## [Task to carry out]
Which lines of the entries contain the string "active"? Copy each of them.

------ Listed entries

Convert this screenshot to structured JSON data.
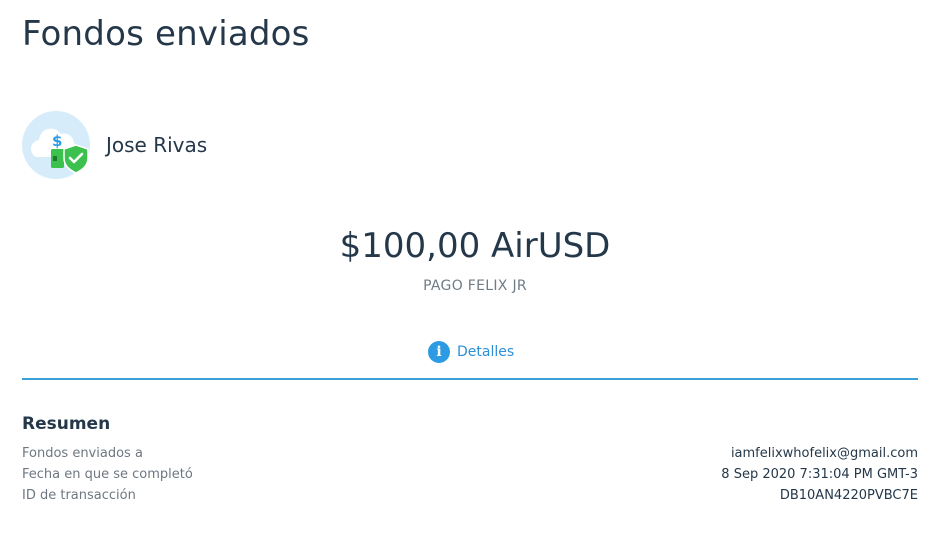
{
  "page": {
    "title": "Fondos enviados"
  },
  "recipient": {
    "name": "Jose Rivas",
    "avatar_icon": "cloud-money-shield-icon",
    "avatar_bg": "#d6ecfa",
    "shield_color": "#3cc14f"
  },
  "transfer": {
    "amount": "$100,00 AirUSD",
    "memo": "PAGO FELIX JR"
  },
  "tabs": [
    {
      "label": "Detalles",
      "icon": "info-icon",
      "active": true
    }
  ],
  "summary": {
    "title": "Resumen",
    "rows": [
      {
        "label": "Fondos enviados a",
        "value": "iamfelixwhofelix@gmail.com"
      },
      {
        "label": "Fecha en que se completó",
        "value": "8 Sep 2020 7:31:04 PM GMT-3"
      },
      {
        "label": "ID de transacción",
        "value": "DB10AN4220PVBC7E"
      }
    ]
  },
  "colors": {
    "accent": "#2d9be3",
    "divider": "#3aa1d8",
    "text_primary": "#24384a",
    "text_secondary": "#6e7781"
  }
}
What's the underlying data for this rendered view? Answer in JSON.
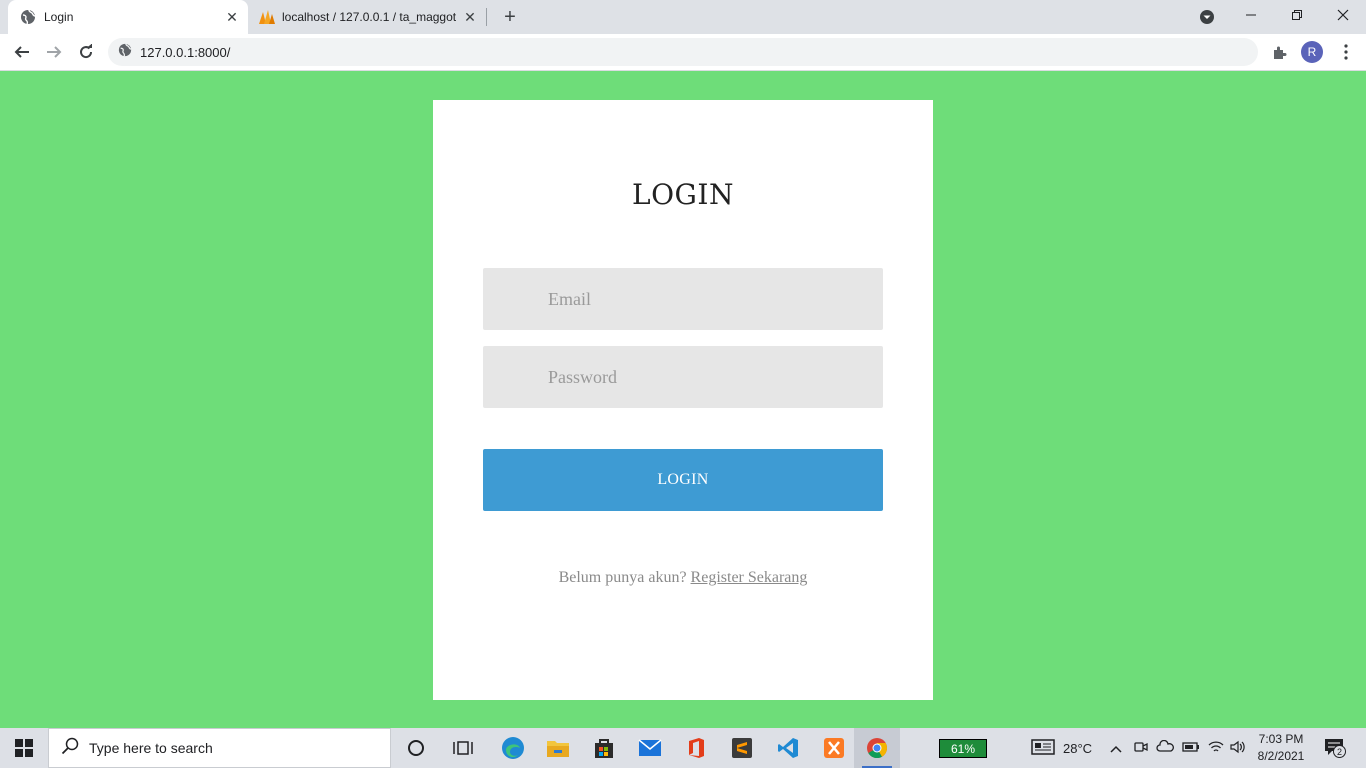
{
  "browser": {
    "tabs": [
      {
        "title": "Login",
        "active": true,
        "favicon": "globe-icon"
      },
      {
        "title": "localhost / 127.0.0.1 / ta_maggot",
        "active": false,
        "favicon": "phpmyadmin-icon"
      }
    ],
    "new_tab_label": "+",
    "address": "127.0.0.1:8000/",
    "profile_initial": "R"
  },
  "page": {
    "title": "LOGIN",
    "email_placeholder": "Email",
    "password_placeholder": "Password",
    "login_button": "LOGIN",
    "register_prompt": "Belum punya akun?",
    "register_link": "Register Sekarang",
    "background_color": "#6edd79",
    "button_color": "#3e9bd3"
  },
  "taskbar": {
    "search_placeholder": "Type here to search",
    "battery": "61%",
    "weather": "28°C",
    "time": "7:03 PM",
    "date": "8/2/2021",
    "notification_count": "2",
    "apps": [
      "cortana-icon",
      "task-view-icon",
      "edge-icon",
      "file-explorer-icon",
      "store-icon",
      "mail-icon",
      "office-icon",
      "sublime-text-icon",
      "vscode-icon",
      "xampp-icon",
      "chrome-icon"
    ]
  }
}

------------
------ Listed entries

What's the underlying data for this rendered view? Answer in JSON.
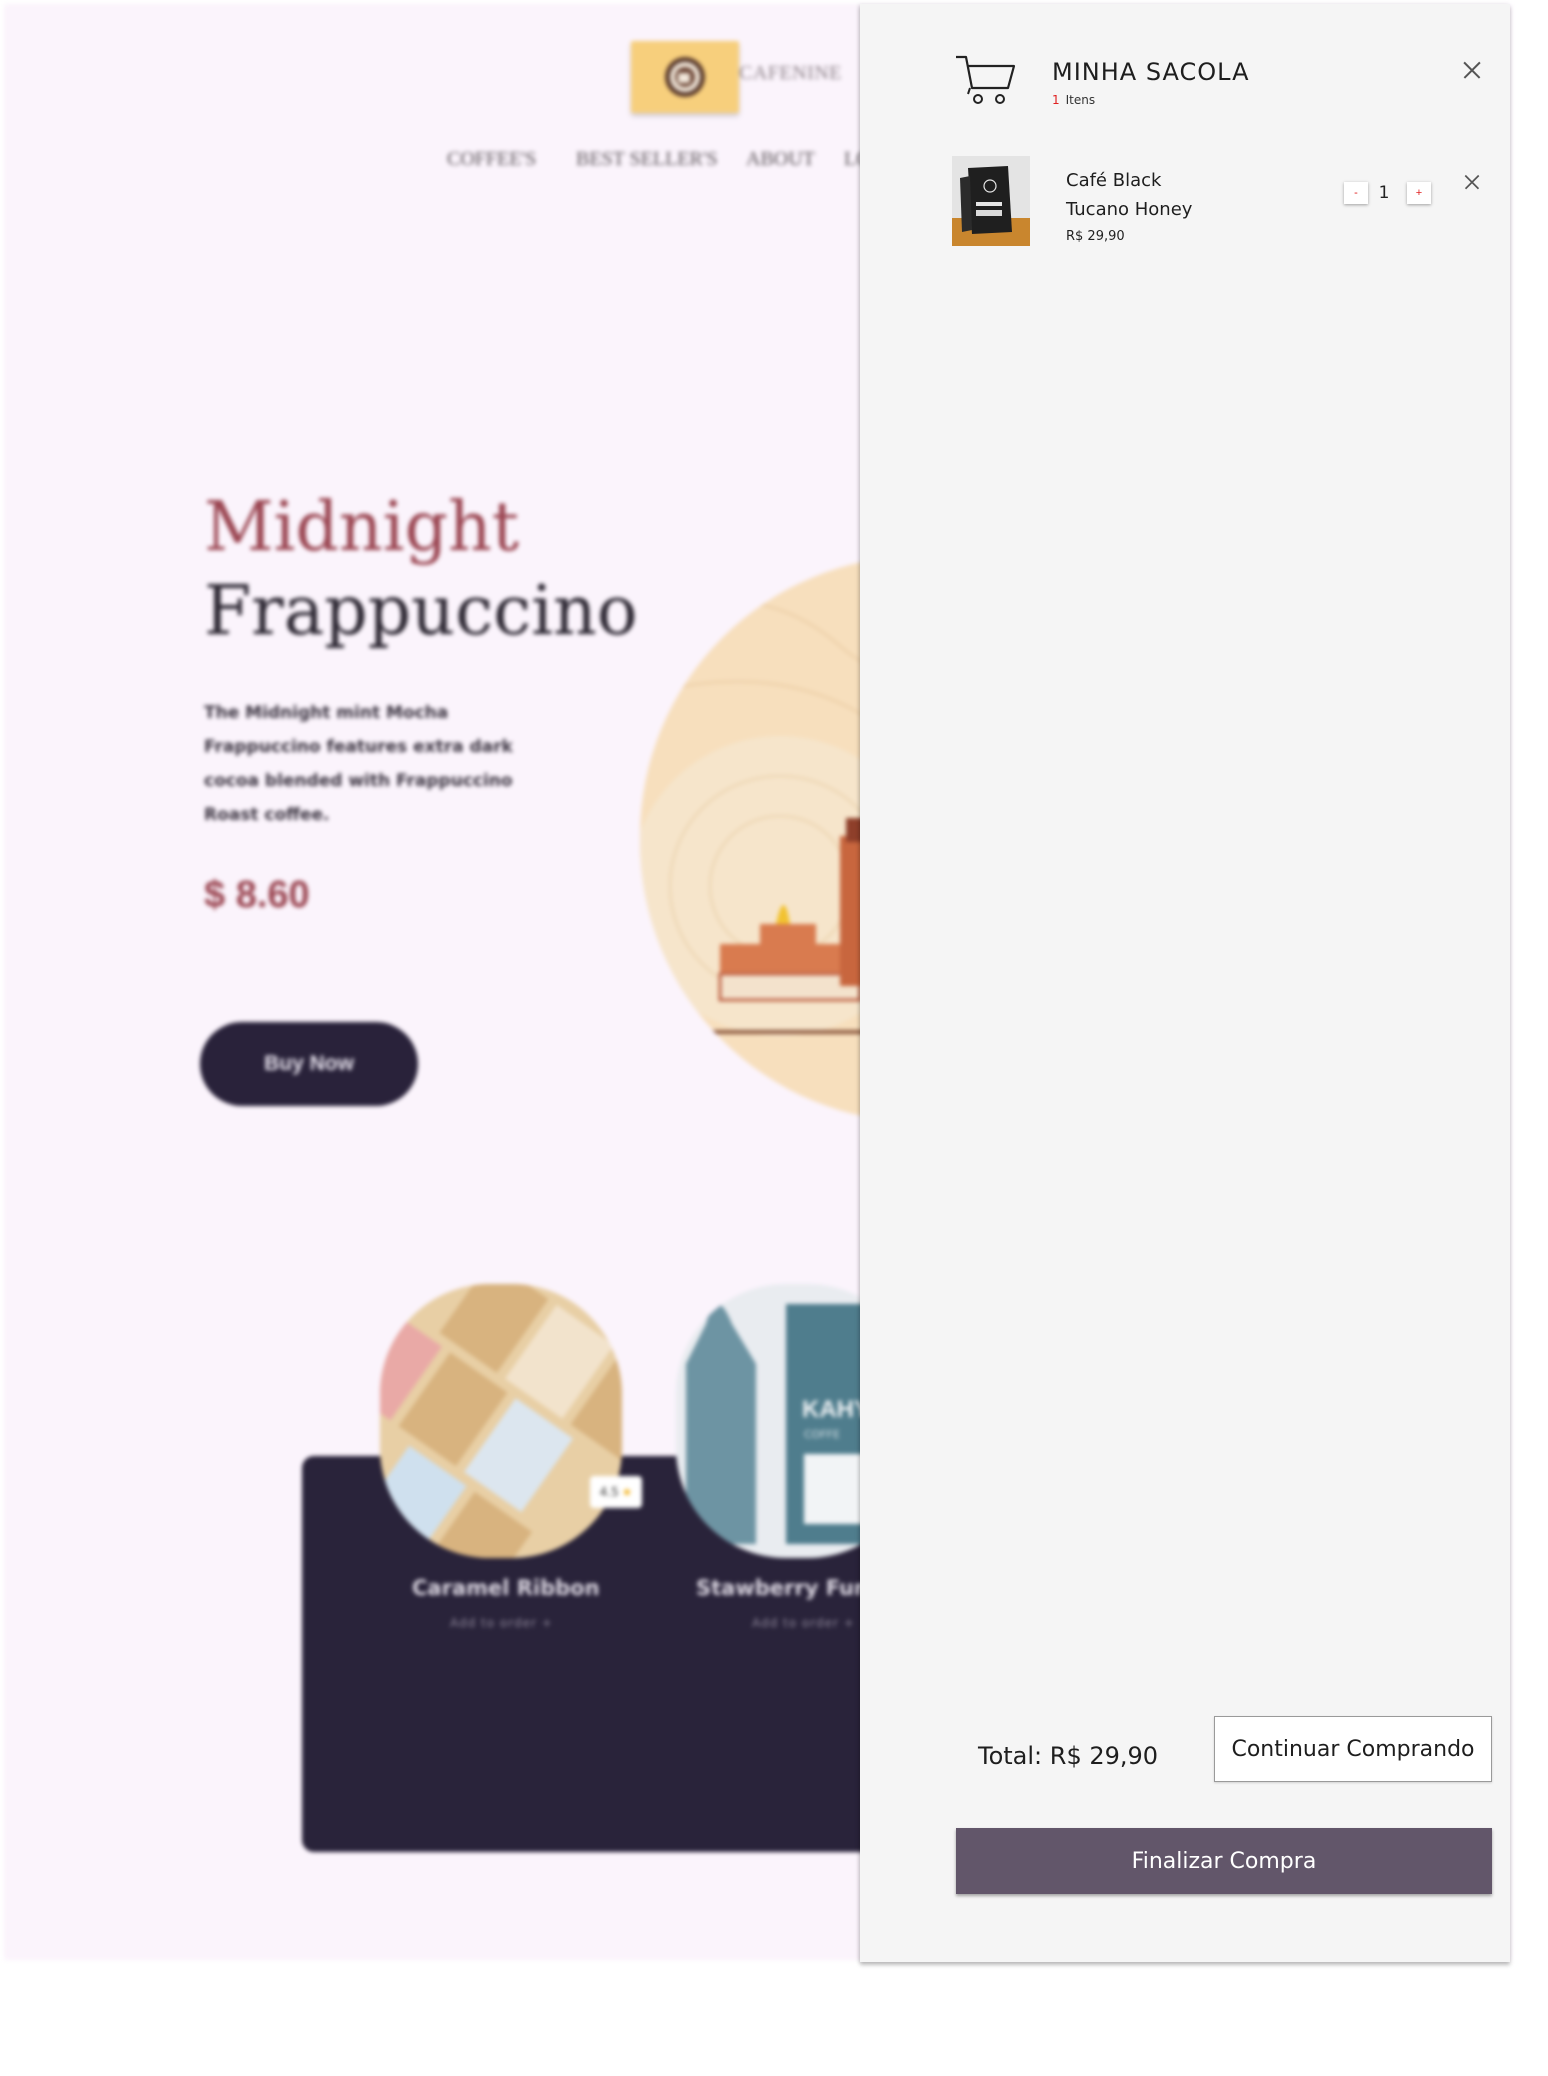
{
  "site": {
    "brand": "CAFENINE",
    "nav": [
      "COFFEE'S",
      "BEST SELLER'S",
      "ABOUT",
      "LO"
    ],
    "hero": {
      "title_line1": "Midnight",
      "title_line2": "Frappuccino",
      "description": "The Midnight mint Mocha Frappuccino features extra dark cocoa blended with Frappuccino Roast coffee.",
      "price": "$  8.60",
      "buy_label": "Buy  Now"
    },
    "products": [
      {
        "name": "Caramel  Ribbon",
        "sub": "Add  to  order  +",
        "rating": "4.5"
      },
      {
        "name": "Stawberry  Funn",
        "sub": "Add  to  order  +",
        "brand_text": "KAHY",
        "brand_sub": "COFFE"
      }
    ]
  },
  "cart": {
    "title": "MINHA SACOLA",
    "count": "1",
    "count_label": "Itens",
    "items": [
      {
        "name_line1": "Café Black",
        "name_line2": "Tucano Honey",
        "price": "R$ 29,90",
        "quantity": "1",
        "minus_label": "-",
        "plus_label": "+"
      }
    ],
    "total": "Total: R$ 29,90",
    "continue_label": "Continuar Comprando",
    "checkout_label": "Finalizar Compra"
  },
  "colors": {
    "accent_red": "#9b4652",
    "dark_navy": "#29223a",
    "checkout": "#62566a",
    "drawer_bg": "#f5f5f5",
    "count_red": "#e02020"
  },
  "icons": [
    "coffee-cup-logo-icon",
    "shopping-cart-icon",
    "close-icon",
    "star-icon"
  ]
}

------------

## [Result of the exercise]
      "active": true
        "active": true,
        "active": false,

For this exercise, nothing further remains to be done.